Art must become part of life, but as life is alienated, we also need to commit to liberating and disalienating life. –– Piero Gilardi
With over 60 works, from the famous Nature-carpets to the interactive installations and through to the Living Art Park of Turin, along with important pieces exhibited for the first time in years or reconstructed for the occasion, the exhibition reviews the career of a master for whom art and life are identified with and become militant commitment, starting out from that as an ecologist.
MACCHINA PER DISCORRERE, 1963
Animazione alla scuola di sopravvivenza riserva Mohawk di Akewasne USA, 1983
Marcia antinuclare Centrale di Caorso, Caorso 1987
Manifestazione NO TAV, Torino 2005
Sciopero CGIL, Torino 2011
Manifestazione del 1 Maggio 2016, Torino
Fifty-year career in which art, criticism and politics are intertwined.
From the complex relationship between man and nature, it investigates the era of consumerism and the use of new technologies in a presentation tackling and exploring themes such as ecology, the relational nature of art and social and political commitment.It is divided into four sections, each of which includes both works and archive materials (sketches, texts, original photographs, small works) allowing a comprehensive overview of the artists thinking and poetic.
When, in the late Sixties, Gilardi realised that militancy did not enjoy the space in the world of art he had hoped for, he lost interest in the production of “works of art” and devoted himself to creating “useful” works in the political and social ambit, working in psychiatric institutions, factories and working class areas and collaborating with the student movement. This section features Andreotti Volante (1977) and the mask of Agnelli (1977) used in protests in the Seventies, the Masso della Crisi (2012), an inflatable made for the May 1st march, and numerous other projects and costumes made to criticize the political class, defend the environment and civil rights, arouse awareness of peace and tolerance in what has been defined as a “carnivalization” of the artist’s world.
Nature Forever by Piero Gilardi Curated by Hou Hanru, Bartolomeo Pietromarchi and Marco Scotini MAXXI, Rome Through October 15
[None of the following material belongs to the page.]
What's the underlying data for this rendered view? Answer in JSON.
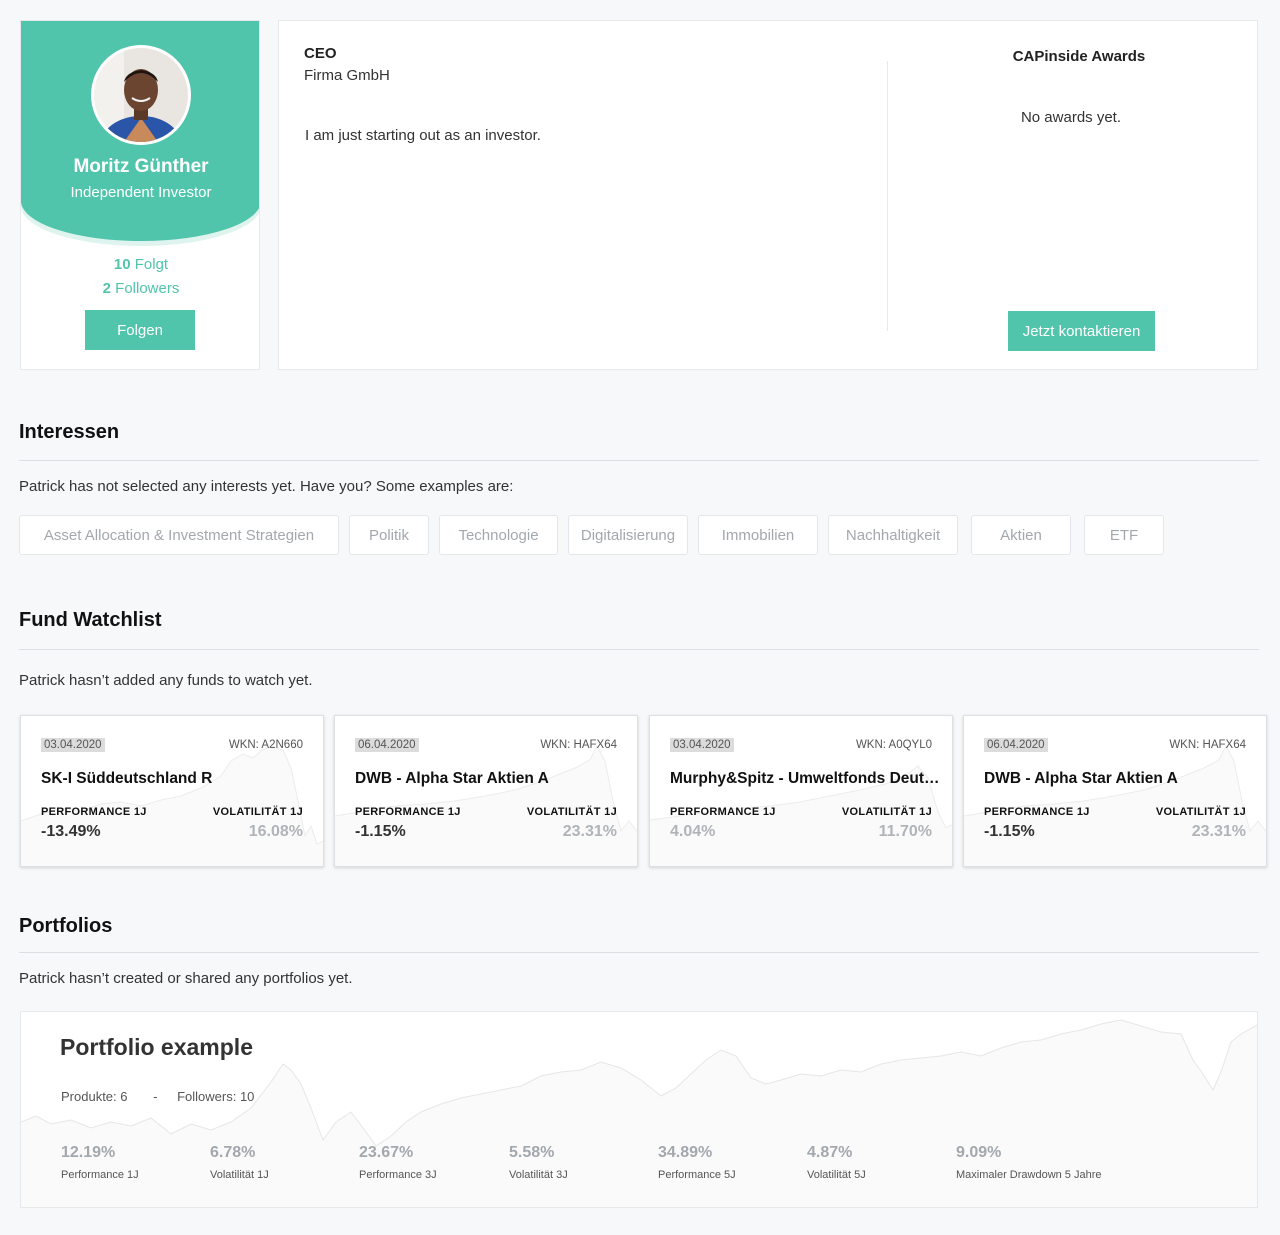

When I was a weird little kid in suburbia obsessed with horror of all kinds, my grandfather (who isn’t alive anymore) built me a haunted house. I could pretend I was a ghost or a bat or a werewolf crying blood over a cardboard tombstone. Sadie Coles HQ, London